You can—and should—take numerous other steps to keep your QuickBooks data safe. If your company is big enough to have a dedicated IT expert, he or she will handle most of this. But there’s a lot you can do on your own to prevent data loss and theft.

Keep Your Operating System and Applications Updated

Don’t ignore this dialog box.

Software companies’ occasional updates offer more than just adding new features and fixing bugs. They sometimes refresh your software to ensure greater security based on new threats. Don’t forget about those all-important antivirus and anti-malware applications, as well as QuickBooks itself.

Keep Your Networks Safe

Just as a cold virus spreads around your office, so, too, can unwanted intrusions like computer viruses. Don’t allow an electronic epidemic to get started; take steps ahead of time to prevent it:

  • Discourage employees from excessive web browsing. This can be a hard rule to enforce, as some employees probably need internet access for research, timecard entry, and other work-related tasks. Create a firm policy legislating what workers can and can’t do on company-issued equipment (including tablets and smartphones) or any personal devices that use your wireless network.
  • Ask employees to refrain from using public networks on work equipment. Enforce the rules vigorously, and make compliance an element of performance evaluations.
  • Minimize app installations on business smartphones. Employees should ask for approval. Viruses and malware get in that way, as well as through some websites and email attachments.
  • Use monitoring software. If you can’t afford to pay for “managed IT” (a la carte, third-party IT services), install an application that alerts you to problems.

Use Common Sense

You can fight data loss and theft by being cautious. Be diligent about backups, and if you create them on a local, portable device, don’t leave them in the office. Cloud-based solutions are better. Shred papers that have sensitive information on them. Log out of QuickBooks when you’re not using it or when you leave your office. Be aware of who may be around you, looking over your shoulder.

We take data security very seriously in our own office, and we strongly encourage you to do the same. Contact us if you’re at all concerned with your own data safety, and we’ll come up with a plan together.

Social media posts

Concerned about the safety of your QuickBooks data? We can help you take security measures.

Lose your QuickBooks data, and you’ll face serious consequences. Make sure you keep backups in a safe place.

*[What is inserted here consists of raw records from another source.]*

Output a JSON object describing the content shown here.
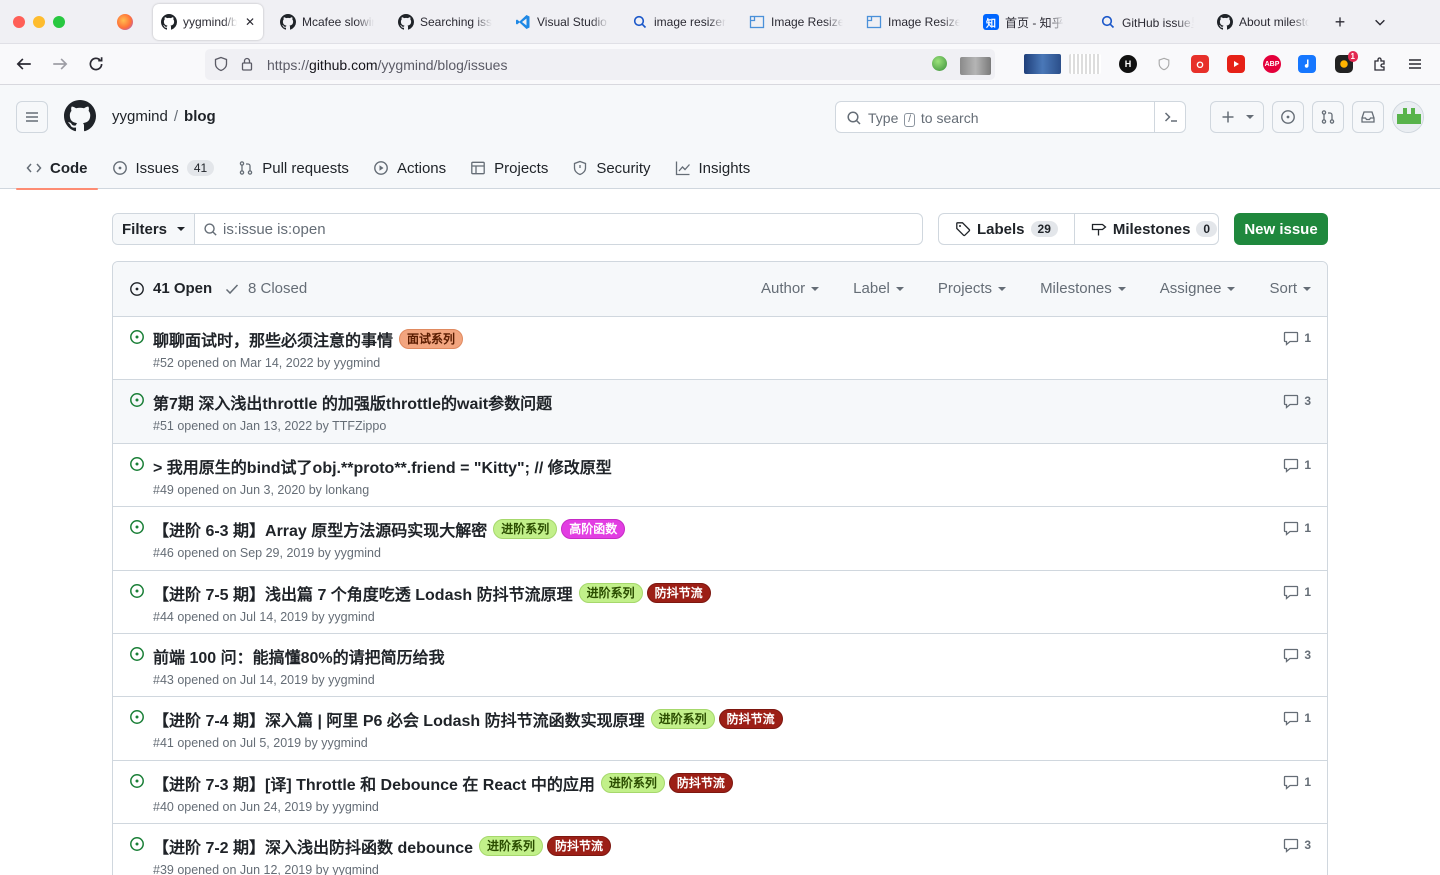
{
  "browser": {
    "tabs": [
      {
        "label": "yygmind/blog",
        "icon": "github-icon",
        "active": true
      },
      {
        "label": "Mcafee slowing",
        "icon": "github-icon"
      },
      {
        "label": "Searching issues",
        "icon": "github-icon"
      },
      {
        "label": "Visual Studio Code",
        "icon": "vscode-icon"
      },
      {
        "label": "image resizer",
        "icon": "search-icon"
      },
      {
        "label": "Image Resizer",
        "icon": "image-icon"
      },
      {
        "label": "Image Resizer",
        "icon": "image-icon"
      },
      {
        "label": "首页 - 知乎",
        "icon": "zhihu-icon",
        "glyph": "知"
      },
      {
        "label": "GitHub issue里",
        "icon": "search-icon"
      },
      {
        "label": "About milestones",
        "icon": "github-icon"
      }
    ],
    "url_scheme": "https://",
    "url_host": "github.com",
    "url_path": "/yygmind/blog/issues",
    "ext_badge": "1",
    "ext_abp": "ABP",
    "ext_h": "H"
  },
  "github": {
    "owner": "yygmind",
    "separator": "/",
    "repo": "blog",
    "search": {
      "prefix": "Type",
      "key": "/",
      "suffix": "to search"
    },
    "repo_tabs": [
      {
        "label": "Code",
        "icon": "code-icon",
        "selected": true
      },
      {
        "label": "Issues",
        "icon": "issue-opened-icon",
        "count": "41"
      },
      {
        "label": "Pull requests",
        "icon": "git-pull-request-icon"
      },
      {
        "label": "Actions",
        "icon": "play-icon"
      },
      {
        "label": "Projects",
        "icon": "table-icon"
      },
      {
        "label": "Security",
        "icon": "shield-icon"
      },
      {
        "label": "Insights",
        "icon": "graph-icon"
      }
    ]
  },
  "subnav": {
    "filters_label": "Filters",
    "query": "is:issue is:open",
    "labels_label": "Labels",
    "labels_count": "29",
    "milestones_label": "Milestones",
    "milestones_count": "0",
    "new_issue_label": "New issue"
  },
  "issues_header": {
    "open_label": "41 Open",
    "closed_label": "8 Closed",
    "menus": [
      "Author",
      "Label",
      "Projects",
      "Milestones",
      "Assignee",
      "Sort"
    ]
  },
  "colors": {
    "open_green": "#1a7f37",
    "primary_button": "#1f883d",
    "selected_tab_underline": "#fd8c73"
  },
  "issues": [
    {
      "title": "聊聊面试时，那些必须注意的事情",
      "meta": "#52 opened on Mar 14, 2022 by yygmind",
      "comments": "1",
      "hover": false,
      "labels": [
        {
          "name": "面试系列",
          "bg": "#f2a57f",
          "fg": "#5a1c00",
          "border": "#e08a60"
        }
      ]
    },
    {
      "title": "第7期 深入浅出throttle 的加强版throttle的wait参数问题",
      "meta": "#51 opened on Jan 13, 2022 by TTFZippo",
      "comments": "3",
      "hover": true,
      "labels": []
    },
    {
      "title": "> 我用原生的bind试了obj.**proto**.friend = \"Kitty\"; // 修改原型",
      "meta": "#49 opened on Jun 3, 2020 by lonkang",
      "comments": "1",
      "hover": false,
      "labels": []
    },
    {
      "title": "【进阶 6-3 期】Array 原型方法源码实现大解密",
      "meta": "#46 opened on Sep 29, 2019 by yygmind",
      "comments": "1",
      "hover": false,
      "labels": [
        {
          "name": "进阶系列",
          "bg": "#c2f08a",
          "fg": "#2b4d00",
          "border": "#a6d86c"
        },
        {
          "name": "高阶函数",
          "bg": "#e23ee2",
          "fg": "#ffffff",
          "border": "#c62ac6"
        }
      ]
    },
    {
      "title": "【进阶 7-5 期】浅出篇 7 个角度吃透 Lodash 防抖节流原理",
      "meta": "#44 opened on Jul 14, 2019 by yygmind",
      "comments": "1",
      "hover": false,
      "labels": [
        {
          "name": "进阶系列",
          "bg": "#c2f08a",
          "fg": "#2b4d00",
          "border": "#a6d86c"
        },
        {
          "name": "防抖节流",
          "bg": "#9c1f16",
          "fg": "#ffffff",
          "border": "#7d1710"
        }
      ]
    },
    {
      "title": "前端 100 问：能搞懂80%的请把简历给我",
      "meta": "#43 opened on Jul 14, 2019 by yygmind",
      "comments": "3",
      "hover": false,
      "labels": []
    },
    {
      "title": "【进阶 7-4 期】深入篇 | 阿里 P6 必会 Lodash 防抖节流函数实现原理",
      "meta": "#41 opened on Jul 5, 2019 by yygmind",
      "comments": "1",
      "hover": false,
      "labels": [
        {
          "name": "进阶系列",
          "bg": "#c2f08a",
          "fg": "#2b4d00",
          "border": "#a6d86c"
        },
        {
          "name": "防抖节流",
          "bg": "#9c1f16",
          "fg": "#ffffff",
          "border": "#7d1710"
        }
      ]
    },
    {
      "title": "【进阶 7-3 期】[译] Throttle 和 Debounce 在 React 中的应用",
      "meta": "#40 opened on Jun 24, 2019 by yygmind",
      "comments": "1",
      "hover": false,
      "labels": [
        {
          "name": "进阶系列",
          "bg": "#c2f08a",
          "fg": "#2b4d00",
          "border": "#a6d86c"
        },
        {
          "name": "防抖节流",
          "bg": "#9c1f16",
          "fg": "#ffffff",
          "border": "#7d1710"
        }
      ]
    },
    {
      "title": "【进阶 7-2 期】深入浅出防抖函数 debounce",
      "meta": "#39 opened on Jun 12, 2019 by yygmind",
      "comments": "3",
      "hover": false,
      "labels": [
        {
          "name": "进阶系列",
          "bg": "#c2f08a",
          "fg": "#2b4d00",
          "border": "#a6d86c"
        },
        {
          "name": "防抖节流",
          "bg": "#9c1f16",
          "fg": "#ffffff",
          "border": "#7d1710"
        }
      ]
    }
  ]
}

Do you issue smartphones to employees? Make sure they’re not used on public networks.

Even if you don’t have an IT specialist, you can protect your QuickBooks data from viruses and malware. Ask us how.